MATERIAL FOR THE TASK:

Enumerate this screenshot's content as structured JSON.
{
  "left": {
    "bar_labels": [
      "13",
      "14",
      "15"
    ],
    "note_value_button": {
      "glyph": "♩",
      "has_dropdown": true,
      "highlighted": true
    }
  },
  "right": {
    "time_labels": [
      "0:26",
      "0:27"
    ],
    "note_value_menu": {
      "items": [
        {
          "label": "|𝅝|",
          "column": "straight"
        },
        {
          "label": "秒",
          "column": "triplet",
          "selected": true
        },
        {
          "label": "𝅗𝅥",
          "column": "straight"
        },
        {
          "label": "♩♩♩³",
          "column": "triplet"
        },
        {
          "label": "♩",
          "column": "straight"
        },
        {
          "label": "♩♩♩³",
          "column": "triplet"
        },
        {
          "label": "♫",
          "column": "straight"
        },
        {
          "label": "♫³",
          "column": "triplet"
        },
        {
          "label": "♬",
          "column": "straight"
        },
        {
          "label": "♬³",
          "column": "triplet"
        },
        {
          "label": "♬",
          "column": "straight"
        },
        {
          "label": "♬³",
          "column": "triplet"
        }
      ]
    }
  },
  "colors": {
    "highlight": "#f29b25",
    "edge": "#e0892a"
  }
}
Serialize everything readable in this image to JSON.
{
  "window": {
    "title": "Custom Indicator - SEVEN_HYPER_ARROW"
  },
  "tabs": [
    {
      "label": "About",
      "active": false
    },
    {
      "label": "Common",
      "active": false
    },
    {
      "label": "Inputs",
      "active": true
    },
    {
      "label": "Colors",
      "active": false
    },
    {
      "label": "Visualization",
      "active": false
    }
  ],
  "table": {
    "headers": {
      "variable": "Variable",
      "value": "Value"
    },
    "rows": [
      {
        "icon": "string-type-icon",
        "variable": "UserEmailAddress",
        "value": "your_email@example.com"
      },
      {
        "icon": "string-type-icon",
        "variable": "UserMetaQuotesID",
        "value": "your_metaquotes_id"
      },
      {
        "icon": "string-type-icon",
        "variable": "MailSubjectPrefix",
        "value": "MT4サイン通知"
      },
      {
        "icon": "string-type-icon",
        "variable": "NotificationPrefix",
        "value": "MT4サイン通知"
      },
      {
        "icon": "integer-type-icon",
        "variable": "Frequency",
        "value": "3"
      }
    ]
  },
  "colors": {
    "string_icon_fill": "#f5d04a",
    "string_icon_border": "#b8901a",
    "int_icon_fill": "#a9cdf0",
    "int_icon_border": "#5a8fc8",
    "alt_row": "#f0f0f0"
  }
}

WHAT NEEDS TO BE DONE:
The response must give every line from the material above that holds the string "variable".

EXERCISE OUTPUT:
      "variable": "Variable",
        "variable": "UserEmailAddress",
        "variable": "UserMetaQuotesID",
        "variable": "MailSubjectPrefix",
        "variable": "NotificationPrefix",
        "variable": "Frequency",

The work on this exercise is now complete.